Extracted data START

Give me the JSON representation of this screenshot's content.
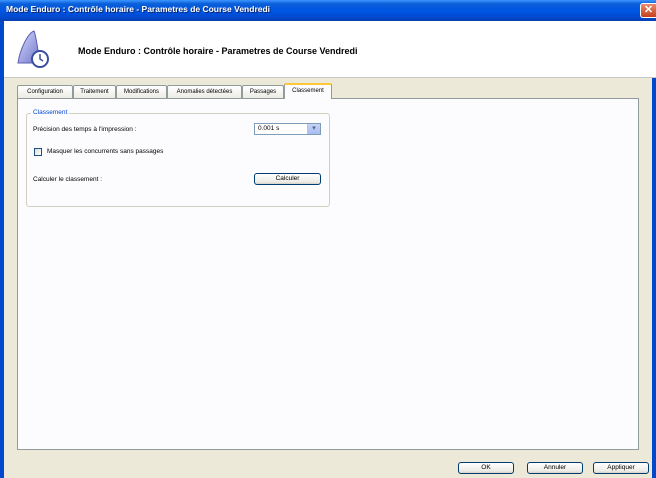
{
  "window": {
    "title": "Mode Enduro : Contrôle horaire - Parametres de Course Vendredi",
    "close_glyph": "✕"
  },
  "header": {
    "title": "Mode Enduro : Contrôle horaire - Parametres de Course Vendredi",
    "icon": "app-clock-icon"
  },
  "tabs": [
    {
      "label": "Configuration"
    },
    {
      "label": "Traitement"
    },
    {
      "label": "Modifications"
    },
    {
      "label": "Anomalies détectées"
    },
    {
      "label": "Passages"
    },
    {
      "label": "Classement",
      "active": true
    }
  ],
  "classement": {
    "group_title": "Classement",
    "precision_label": "Précision des temps à l'impression :",
    "precision_value": "0.001 s",
    "hide_label": "Masquer les concurrents sans passages",
    "hide_checked": false,
    "calc_label": "Calculer le classement :",
    "calc_button": "Calculer"
  },
  "footer": {
    "ok": "OK",
    "cancel": "Annuler",
    "apply": "Appliquer"
  },
  "colors": {
    "titlebar": "#0054e3",
    "group_title": "#0046d5",
    "active_tab_accent": "#ffc83c"
  }
}
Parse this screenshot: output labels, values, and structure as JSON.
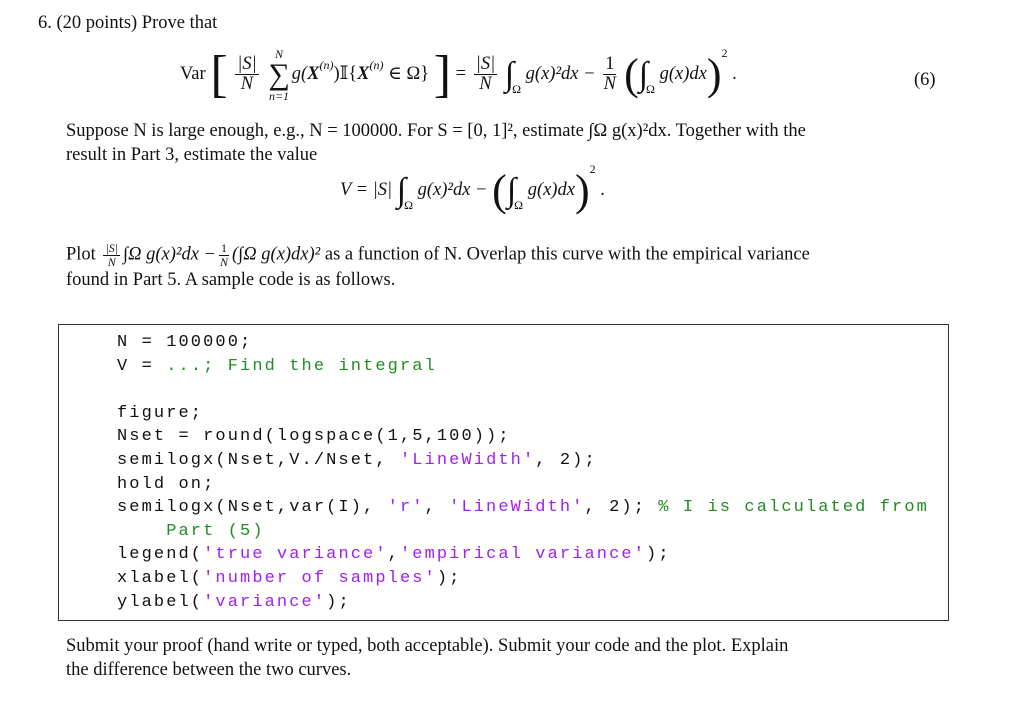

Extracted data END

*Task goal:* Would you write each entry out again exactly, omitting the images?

*Exercise solution:*
Give me the JSON representation of this screenshot's content.
{
  "window": {
    "title": "Mode Enduro : Contrôle horaire - Parametres de Course Vendredi",
    "close_glyph": "✕"
  },
  "header": {
    "title": "Mode Enduro : Contrôle horaire - Parametres de Course Vendredi",
    "icon": "app-clock-icon"
  },
  "tabs": [
    {
      "label": "Configuration"
    },
    {
      "label": "Traitement"
    },
    {
      "label": "Modifications"
    },
    {
      "label": "Anomalies détectées"
    },
    {
      "label": "Passages"
    },
    {
      "label": "Classement",
      "active": true
    }
  ],
  "classement": {
    "group_title": "Classement",
    "precision_label": "Précision des temps à l'impression :",
    "precision_value": "0.001 s",
    "hide_label": "Masquer les concurrents sans passages",
    "hide_checked": false,
    "calc_label": "Calculer le classement :",
    "calc_button": "Calculer"
  },
  "footer": {
    "ok": "OK",
    "cancel": "Annuler",
    "apply": "Appliquer"
  },
  "colors": {
    "titlebar": "#0054e3",
    "group_title": "#0046d5",
    "active_tab_accent": "#ffc83c"
  }
}
Parse this screenshot: output labels, values, and structure as JSON.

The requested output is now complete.